An identical copy of all the records is what the answer must contain.

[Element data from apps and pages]
++++++++++

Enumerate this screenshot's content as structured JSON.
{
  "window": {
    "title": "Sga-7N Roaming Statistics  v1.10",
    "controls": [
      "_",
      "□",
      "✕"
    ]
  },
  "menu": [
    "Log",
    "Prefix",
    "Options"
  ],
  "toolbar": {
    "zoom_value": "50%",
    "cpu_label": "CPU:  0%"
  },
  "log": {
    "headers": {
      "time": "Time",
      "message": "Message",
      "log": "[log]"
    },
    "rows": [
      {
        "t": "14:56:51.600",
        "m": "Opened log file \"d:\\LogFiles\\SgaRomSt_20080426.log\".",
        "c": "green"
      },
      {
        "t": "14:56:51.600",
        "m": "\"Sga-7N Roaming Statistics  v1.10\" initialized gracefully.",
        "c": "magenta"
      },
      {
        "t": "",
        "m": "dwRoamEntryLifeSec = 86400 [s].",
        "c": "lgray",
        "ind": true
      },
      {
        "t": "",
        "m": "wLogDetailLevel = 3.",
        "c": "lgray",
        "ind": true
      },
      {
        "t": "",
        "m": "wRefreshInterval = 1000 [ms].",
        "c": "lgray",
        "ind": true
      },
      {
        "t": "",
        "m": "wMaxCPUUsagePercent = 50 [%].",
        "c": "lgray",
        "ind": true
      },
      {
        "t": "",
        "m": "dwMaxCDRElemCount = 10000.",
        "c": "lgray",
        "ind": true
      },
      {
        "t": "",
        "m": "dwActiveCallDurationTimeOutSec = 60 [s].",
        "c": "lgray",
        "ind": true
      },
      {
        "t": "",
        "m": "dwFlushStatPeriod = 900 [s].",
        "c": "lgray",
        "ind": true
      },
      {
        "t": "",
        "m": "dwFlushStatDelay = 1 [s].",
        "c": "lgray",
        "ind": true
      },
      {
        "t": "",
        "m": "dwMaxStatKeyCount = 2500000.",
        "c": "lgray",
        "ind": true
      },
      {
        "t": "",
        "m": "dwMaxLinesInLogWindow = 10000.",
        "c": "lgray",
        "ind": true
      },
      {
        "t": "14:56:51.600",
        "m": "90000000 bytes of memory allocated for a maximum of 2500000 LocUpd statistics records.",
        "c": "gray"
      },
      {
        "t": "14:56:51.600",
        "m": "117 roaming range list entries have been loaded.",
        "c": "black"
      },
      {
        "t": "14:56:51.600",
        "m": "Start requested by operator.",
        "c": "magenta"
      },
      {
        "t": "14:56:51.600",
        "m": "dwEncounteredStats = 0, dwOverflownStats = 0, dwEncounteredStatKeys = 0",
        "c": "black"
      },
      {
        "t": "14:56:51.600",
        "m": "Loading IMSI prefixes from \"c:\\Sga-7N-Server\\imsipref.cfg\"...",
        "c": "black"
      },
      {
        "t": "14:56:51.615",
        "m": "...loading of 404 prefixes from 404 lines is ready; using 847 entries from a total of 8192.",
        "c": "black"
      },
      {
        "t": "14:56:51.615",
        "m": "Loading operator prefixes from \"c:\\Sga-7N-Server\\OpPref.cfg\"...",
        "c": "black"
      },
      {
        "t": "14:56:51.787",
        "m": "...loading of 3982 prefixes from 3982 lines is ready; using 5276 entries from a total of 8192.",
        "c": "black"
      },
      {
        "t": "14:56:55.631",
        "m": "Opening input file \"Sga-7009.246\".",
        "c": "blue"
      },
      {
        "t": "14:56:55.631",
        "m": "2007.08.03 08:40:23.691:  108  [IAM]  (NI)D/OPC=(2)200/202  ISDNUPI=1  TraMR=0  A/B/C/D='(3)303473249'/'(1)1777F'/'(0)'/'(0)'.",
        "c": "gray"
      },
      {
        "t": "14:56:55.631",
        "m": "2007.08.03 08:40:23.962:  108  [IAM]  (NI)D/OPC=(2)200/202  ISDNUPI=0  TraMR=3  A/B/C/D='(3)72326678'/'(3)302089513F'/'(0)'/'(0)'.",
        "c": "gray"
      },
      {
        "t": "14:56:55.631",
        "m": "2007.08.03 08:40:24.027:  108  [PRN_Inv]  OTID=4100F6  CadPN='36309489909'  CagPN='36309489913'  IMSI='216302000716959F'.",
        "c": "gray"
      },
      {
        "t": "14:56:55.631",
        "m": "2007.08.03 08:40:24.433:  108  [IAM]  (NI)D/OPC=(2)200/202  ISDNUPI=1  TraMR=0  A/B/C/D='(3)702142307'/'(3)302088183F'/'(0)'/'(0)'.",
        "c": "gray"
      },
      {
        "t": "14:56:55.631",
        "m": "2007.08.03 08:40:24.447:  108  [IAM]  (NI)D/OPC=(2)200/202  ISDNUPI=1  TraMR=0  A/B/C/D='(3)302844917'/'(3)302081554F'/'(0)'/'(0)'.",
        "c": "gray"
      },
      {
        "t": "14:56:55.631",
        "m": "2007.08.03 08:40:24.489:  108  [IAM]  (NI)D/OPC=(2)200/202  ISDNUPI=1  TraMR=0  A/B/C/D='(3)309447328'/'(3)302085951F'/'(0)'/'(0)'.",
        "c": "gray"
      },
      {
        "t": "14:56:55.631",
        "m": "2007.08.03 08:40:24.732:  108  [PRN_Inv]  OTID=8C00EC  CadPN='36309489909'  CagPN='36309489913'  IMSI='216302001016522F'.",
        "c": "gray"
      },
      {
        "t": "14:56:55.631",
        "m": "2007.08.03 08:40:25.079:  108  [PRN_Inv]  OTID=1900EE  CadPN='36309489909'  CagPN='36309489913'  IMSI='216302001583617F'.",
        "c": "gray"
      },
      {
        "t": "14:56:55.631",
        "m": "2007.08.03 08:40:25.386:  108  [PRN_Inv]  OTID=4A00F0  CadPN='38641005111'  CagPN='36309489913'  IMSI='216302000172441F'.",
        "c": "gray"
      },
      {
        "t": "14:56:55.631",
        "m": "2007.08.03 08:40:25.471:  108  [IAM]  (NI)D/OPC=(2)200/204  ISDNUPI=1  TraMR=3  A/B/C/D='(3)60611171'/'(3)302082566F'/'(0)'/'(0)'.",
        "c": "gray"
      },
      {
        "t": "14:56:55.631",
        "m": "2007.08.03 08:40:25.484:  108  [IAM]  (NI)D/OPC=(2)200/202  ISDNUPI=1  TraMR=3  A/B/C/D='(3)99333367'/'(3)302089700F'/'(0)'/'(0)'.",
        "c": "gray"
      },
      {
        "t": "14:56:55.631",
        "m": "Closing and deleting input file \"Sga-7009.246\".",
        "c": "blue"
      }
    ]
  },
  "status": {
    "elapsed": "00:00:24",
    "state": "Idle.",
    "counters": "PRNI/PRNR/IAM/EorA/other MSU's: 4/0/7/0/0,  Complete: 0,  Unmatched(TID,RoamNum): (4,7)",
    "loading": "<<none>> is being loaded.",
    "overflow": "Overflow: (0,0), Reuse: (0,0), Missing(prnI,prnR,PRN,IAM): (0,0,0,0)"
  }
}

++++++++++

* _SOLUTION FOR THIS PROBLEM_:
Enumerate this screenshot's content as structured JSON.
{
  "window": {
    "title": "Sga-7N Roaming Statistics  v1.10",
    "controls": [
      "_",
      "□",
      "✕"
    ]
  },
  "menu": [
    "Log",
    "Prefix",
    "Options"
  ],
  "toolbar": {
    "zoom_value": "50%",
    "cpu_label": "CPU:  0%"
  },
  "log": {
    "headers": {
      "time": "Time",
      "message": "Message",
      "log": "[log]"
    },
    "rows": [
      {
        "t": "14:56:51.600",
        "m": "Opened log file \"d:\\LogFiles\\SgaRomSt_20080426.log\".",
        "c": "green"
      },
      {
        "t": "14:56:51.600",
        "m": "\"Sga-7N Roaming Statistics  v1.10\" initialized gracefully.",
        "c": "magenta"
      },
      {
        "t": "",
        "m": "dwRoamEntryLifeSec = 86400 [s].",
        "c": "lgray",
        "ind": true
      },
      {
        "t": "",
        "m": "wLogDetailLevel = 3.",
        "c": "lgray",
        "ind": true
      },
      {
        "t": "",
        "m": "wRefreshInterval = 1000 [ms].",
        "c": "lgray",
        "ind": true
      },
      {
        "t": "",
        "m": "wMaxCPUUsagePercent = 50 [%].",
        "c": "lgray",
        "ind": true
      },
      {
        "t": "",
        "m": "dwMaxCDRElemCount = 10000.",
        "c": "lgray",
        "ind": true
      },
      {
        "t": "",
        "m": "dwActiveCallDurationTimeOutSec = 60 [s].",
        "c": "lgray",
        "ind": true
      },
      {
        "t": "",
        "m": "dwFlushStatPeriod = 900 [s].",
        "c": "lgray",
        "ind": true
      },
      {
        "t": "",
        "m": "dwFlushStatDelay = 1 [s].",
        "c": "lgray",
        "ind": true
      },
      {
        "t": "",
        "m": "dwMaxStatKeyCount = 2500000.",
        "c": "lgray",
        "ind": true
      },
      {
        "t": "",
        "m": "dwMaxLinesInLogWindow = 10000.",
        "c": "lgray",
        "ind": true
      },
      {
        "t": "14:56:51.600",
        "m": "90000000 bytes of memory allocated for a maximum of 2500000 LocUpd statistics records.",
        "c": "gray"
      },
      {
        "t": "14:56:51.600",
        "m": "117 roaming range list entries have been loaded.",
        "c": "black"
      },
      {
        "t": "14:56:51.600",
        "m": "Start requested by operator.",
        "c": "magenta"
      },
      {
        "t": "14:56:51.600",
        "m": "dwEncounteredStats = 0, dwOverflownStats = 0, dwEncounteredStatKeys = 0",
        "c": "black"
      },
      {
        "t": "14:56:51.600",
        "m": "Loading IMSI prefixes from \"c:\\Sga-7N-Server\\imsipref.cfg\"...",
        "c": "black"
      },
      {
        "t": "14:56:51.615",
        "m": "...loading of 404 prefixes from 404 lines is ready; using 847 entries from a total of 8192.",
        "c": "black"
      },
      {
        "t": "14:56:51.615",
        "m": "Loading operator prefixes from \"c:\\Sga-7N-Server\\OpPref.cfg\"...",
        "c": "black"
      },
      {
        "t": "14:56:51.787",
        "m": "...loading of 3982 prefixes from 3982 lines is ready; using 5276 entries from a total of 8192.",
        "c": "black"
      },
      {
        "t": "14:56:55.631",
        "m": "Opening input file \"Sga-7009.246\".",
        "c": "blue"
      },
      {
        "t": "14:56:55.631",
        "m": "2007.08.03 08:40:23.691:  108  [IAM]  (NI)D/OPC=(2)200/202  ISDNUPI=1  TraMR=0  A/B/C/D='(3)303473249'/'(1)1777F'/'(0)'/'(0)'.",
        "c": "gray"
      },
      {
        "t": "14:56:55.631",
        "m": "2007.08.03 08:40:23.962:  108  [IAM]  (NI)D/OPC=(2)200/202  ISDNUPI=0  TraMR=3  A/B/C/D='(3)72326678'/'(3)302089513F'/'(0)'/'(0)'.",
        "c": "gray"
      },
      {
        "t": "14:56:55.631",
        "m": "2007.08.03 08:40:24.027:  108  [PRN_Inv]  OTID=4100F6  CadPN='36309489909'  CagPN='36309489913'  IMSI='216302000716959F'.",
        "c": "gray"
      },
      {
        "t": "14:56:55.631",
        "m": "2007.08.03 08:40:24.433:  108  [IAM]  (NI)D/OPC=(2)200/202  ISDNUPI=1  TraMR=0  A/B/C/D='(3)702142307'/'(3)302088183F'/'(0)'/'(0)'.",
        "c": "gray"
      },
      {
        "t": "14:56:55.631",
        "m": "2007.08.03 08:40:24.447:  108  [IAM]  (NI)D/OPC=(2)200/202  ISDNUPI=1  TraMR=0  A/B/C/D='(3)302844917'/'(3)302081554F'/'(0)'/'(0)'.",
        "c": "gray"
      },
      {
        "t": "14:56:55.631",
        "m": "2007.08.03 08:40:24.489:  108  [IAM]  (NI)D/OPC=(2)200/202  ISDNUPI=1  TraMR=0  A/B/C/D='(3)309447328'/'(3)302085951F'/'(0)'/'(0)'.",
        "c": "gray"
      },
      {
        "t": "14:56:55.631",
        "m": "2007.08.03 08:40:24.732:  108  [PRN_Inv]  OTID=8C00EC  CadPN='36309489909'  CagPN='36309489913'  IMSI='216302001016522F'.",
        "c": "gray"
      },
      {
        "t": "14:56:55.631",
        "m": "2007.08.03 08:40:25.079:  108  [PRN_Inv]  OTID=1900EE  CadPN='36309489909'  CagPN='36309489913'  IMSI='216302001583617F'.",
        "c": "gray"
      },
      {
        "t": "14:56:55.631",
        "m": "2007.08.03 08:40:25.386:  108  [PRN_Inv]  OTID=4A00F0  CadPN='38641005111'  CagPN='36309489913'  IMSI='216302000172441F'.",
        "c": "gray"
      },
      {
        "t": "14:56:55.631",
        "m": "2007.08.03 08:40:25.471:  108  [IAM]  (NI)D/OPC=(2)200/204  ISDNUPI=1  TraMR=3  A/B/C/D='(3)60611171'/'(3)302082566F'/'(0)'/'(0)'.",
        "c": "gray"
      },
      {
        "t": "14:56:55.631",
        "m": "2007.08.03 08:40:25.484:  108  [IAM]  (NI)D/OPC=(2)200/202  ISDNUPI=1  TraMR=3  A/B/C/D='(3)99333367'/'(3)302089700F'/'(0)'/'(0)'.",
        "c": "gray"
      },
      {
        "t": "14:56:55.631",
        "m": "Closing and deleting input file \"Sga-7009.246\".",
        "c": "blue"
      }
    ]
  },
  "status": {
    "elapsed": "00:00:24",
    "state": "Idle.",
    "counters": "PRNI/PRNR/IAM/EorA/other MSU's: 4/0/7/0/0,  Complete: 0,  Unmatched(TID,RoamNum): (4,7)",
    "loading": "<<none>> is being loaded.",
    "overflow": "Overflow: (0,0), Reuse: (0,0), Missing(prnI,prnR,PRN,IAM): (0,0,0,0)"
  }
}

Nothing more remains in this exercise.